● What you will do:
Nothing in the records may be left out; restate them word for word.

● Information:
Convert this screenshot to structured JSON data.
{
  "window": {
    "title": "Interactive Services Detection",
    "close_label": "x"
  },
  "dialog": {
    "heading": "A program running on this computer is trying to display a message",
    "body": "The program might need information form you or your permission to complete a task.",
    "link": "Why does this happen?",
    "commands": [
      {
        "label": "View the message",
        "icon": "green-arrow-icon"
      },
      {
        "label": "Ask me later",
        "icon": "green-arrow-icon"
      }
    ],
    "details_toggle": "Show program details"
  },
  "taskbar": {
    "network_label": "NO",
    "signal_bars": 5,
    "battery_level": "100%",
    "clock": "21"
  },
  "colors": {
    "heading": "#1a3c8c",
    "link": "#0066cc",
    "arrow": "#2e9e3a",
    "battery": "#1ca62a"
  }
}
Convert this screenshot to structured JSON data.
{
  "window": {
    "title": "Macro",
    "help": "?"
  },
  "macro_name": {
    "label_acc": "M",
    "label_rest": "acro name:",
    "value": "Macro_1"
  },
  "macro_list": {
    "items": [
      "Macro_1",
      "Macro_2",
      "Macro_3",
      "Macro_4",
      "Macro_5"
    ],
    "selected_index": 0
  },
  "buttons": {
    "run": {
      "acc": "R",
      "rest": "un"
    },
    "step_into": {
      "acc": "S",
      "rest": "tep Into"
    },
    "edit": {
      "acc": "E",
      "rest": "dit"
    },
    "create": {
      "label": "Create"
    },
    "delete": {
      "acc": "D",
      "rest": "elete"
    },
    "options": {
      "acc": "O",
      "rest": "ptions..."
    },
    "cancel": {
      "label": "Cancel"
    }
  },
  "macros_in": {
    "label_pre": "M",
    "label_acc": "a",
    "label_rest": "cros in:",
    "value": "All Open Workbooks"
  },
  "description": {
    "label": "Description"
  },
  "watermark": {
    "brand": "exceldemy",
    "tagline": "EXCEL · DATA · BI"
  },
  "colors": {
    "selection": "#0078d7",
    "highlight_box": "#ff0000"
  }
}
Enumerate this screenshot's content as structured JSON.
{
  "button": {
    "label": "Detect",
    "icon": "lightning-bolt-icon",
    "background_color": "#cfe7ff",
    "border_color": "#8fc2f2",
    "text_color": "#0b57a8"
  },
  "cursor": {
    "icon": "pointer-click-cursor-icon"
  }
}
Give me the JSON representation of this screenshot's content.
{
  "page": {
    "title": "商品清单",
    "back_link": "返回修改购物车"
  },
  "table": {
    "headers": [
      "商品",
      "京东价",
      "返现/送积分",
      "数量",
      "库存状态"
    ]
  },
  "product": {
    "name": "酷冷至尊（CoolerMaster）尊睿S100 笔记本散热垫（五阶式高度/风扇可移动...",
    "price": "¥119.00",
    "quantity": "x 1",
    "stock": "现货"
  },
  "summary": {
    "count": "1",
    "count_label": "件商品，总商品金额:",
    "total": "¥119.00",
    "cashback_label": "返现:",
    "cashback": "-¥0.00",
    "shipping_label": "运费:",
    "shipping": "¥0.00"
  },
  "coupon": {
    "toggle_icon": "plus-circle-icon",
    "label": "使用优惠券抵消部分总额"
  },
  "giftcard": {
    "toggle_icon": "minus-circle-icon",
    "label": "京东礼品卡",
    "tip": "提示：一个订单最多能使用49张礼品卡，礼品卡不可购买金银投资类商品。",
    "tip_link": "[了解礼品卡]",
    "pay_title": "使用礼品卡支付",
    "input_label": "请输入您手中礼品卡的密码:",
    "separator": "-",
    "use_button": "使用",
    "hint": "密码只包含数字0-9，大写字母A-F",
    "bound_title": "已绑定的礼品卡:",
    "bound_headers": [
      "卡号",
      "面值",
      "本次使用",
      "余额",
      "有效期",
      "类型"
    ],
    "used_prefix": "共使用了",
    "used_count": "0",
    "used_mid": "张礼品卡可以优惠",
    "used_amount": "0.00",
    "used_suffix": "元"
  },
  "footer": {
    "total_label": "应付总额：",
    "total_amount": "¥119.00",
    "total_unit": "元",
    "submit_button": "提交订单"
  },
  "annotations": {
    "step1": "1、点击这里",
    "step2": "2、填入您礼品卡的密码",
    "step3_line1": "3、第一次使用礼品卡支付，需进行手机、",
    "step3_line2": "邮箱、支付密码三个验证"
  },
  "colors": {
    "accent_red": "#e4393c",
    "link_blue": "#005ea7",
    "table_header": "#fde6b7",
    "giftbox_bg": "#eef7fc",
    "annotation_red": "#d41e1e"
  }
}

● Answer to this exercise:
Convert this screenshot to structured JSON data.
{
  "window": {
    "title": "Interactive Services Detection",
    "close_label": "x"
  },
  "dialog": {
    "heading": "A program running on this computer is trying to display a message",
    "body": "The program might need information form you or your permission to complete a task.",
    "link": "Why does this happen?",
    "commands": [
      {
        "label": "View the message",
        "icon": "green-arrow-icon"
      },
      {
        "label": "Ask me later",
        "icon": "green-arrow-icon"
      }
    ],
    "details_toggle": "Show program details"
  },
  "taskbar": {
    "network_label": "NO",
    "signal_bars": 5,
    "battery_level": "100%",
    "clock": "21"
  },
  "colors": {
    "heading": "#1a3c8c",
    "link": "#0066cc",
    "arrow": "#2e9e3a",
    "battery": "#1ca62a"
  }
}
Convert this screenshot to structured JSON data.
{
  "window": {
    "title": "Macro",
    "help": "?"
  },
  "macro_name": {
    "label_acc": "M",
    "label_rest": "acro name:",
    "value": "Macro_1"
  },
  "macro_list": {
    "items": [
      "Macro_1",
      "Macro_2",
      "Macro_3",
      "Macro_4",
      "Macro_5"
    ],
    "selected_index": 0
  },
  "buttons": {
    "run": {
      "acc": "R",
      "rest": "un"
    },
    "step_into": {
      "acc": "S",
      "rest": "tep Into"
    },
    "edit": {
      "acc": "E",
      "rest": "dit"
    },
    "create": {
      "label": "Create"
    },
    "delete": {
      "acc": "D",
      "rest": "elete"
    },
    "options": {
      "acc": "O",
      "rest": "ptions..."
    },
    "cancel": {
      "label": "Cancel"
    }
  },
  "macros_in": {
    "label_pre": "M",
    "label_acc": "a",
    "label_rest": "cros in:",
    "value": "All Open Workbooks"
  },
  "description": {
    "label": "Description"
  },
  "watermark": {
    "brand": "exceldemy",
    "tagline": "EXCEL · DATA · BI"
  },
  "colors": {
    "selection": "#0078d7",
    "highlight_box": "#ff0000"
  }
}
Enumerate this screenshot's content as structured JSON.
{
  "button": {
    "label": "Detect",
    "icon": "lightning-bolt-icon",
    "background_color": "#cfe7ff",
    "border_color": "#8fc2f2",
    "text_color": "#0b57a8"
  },
  "cursor": {
    "icon": "pointer-click-cursor-icon"
  }
}
Give me the JSON representation of this screenshot's content.
{
  "page": {
    "title": "商品清单",
    "back_link": "返回修改购物车"
  },
  "table": {
    "headers": [
      "商品",
      "京东价",
      "返现/送积分",
      "数量",
      "库存状态"
    ]
  },
  "product": {
    "name": "酷冷至尊（CoolerMaster）尊睿S100 笔记本散热垫（五阶式高度/风扇可移动...",
    "price": "¥119.00",
    "quantity": "x 1",
    "stock": "现货"
  },
  "summary": {
    "count": "1",
    "count_label": "件商品，总商品金额:",
    "total": "¥119.00",
    "cashback_label": "返现:",
    "cashback": "-¥0.00",
    "shipping_label": "运费:",
    "shipping": "¥0.00"
  },
  "coupon": {
    "toggle_icon": "plus-circle-icon",
    "label": "使用优惠券抵消部分总额"
  },
  "giftcard": {
    "toggle_icon": "minus-circle-icon",
    "label": "京东礼品卡",
    "tip": "提示：一个订单最多能使用49张礼品卡，礼品卡不可购买金银投资类商品。",
    "tip_link": "[了解礼品卡]",
    "pay_title": "使用礼品卡支付",
    "input_label": "请输入您手中礼品卡的密码:",
    "separator": "-",
    "use_button": "使用",
    "hint": "密码只包含数字0-9，大写字母A-F",
    "bound_title": "已绑定的礼品卡:",
    "bound_headers": [
      "卡号",
      "面值",
      "本次使用",
      "余额",
      "有效期",
      "类型"
    ],
    "used_prefix": "共使用了",
    "used_count": "0",
    "used_mid": "张礼品卡可以优惠",
    "used_amount": "0.00",
    "used_suffix": "元"
  },
  "footer": {
    "total_label": "应付总额：",
    "total_amount": "¥119.00",
    "total_unit": "元",
    "submit_button": "提交订单"
  },
  "annotations": {
    "step1": "1、点击这里",
    "step2": "2、填入您礼品卡的密码",
    "step3_line1": "3、第一次使用礼品卡支付，需进行手机、",
    "step3_line2": "邮箱、支付密码三个验证"
  },
  "colors": {
    "accent_red": "#e4393c",
    "link_blue": "#005ea7",
    "table_header": "#fde6b7",
    "giftbox_bg": "#eef7fc",
    "annotation_red": "#d41e1e"
  }
}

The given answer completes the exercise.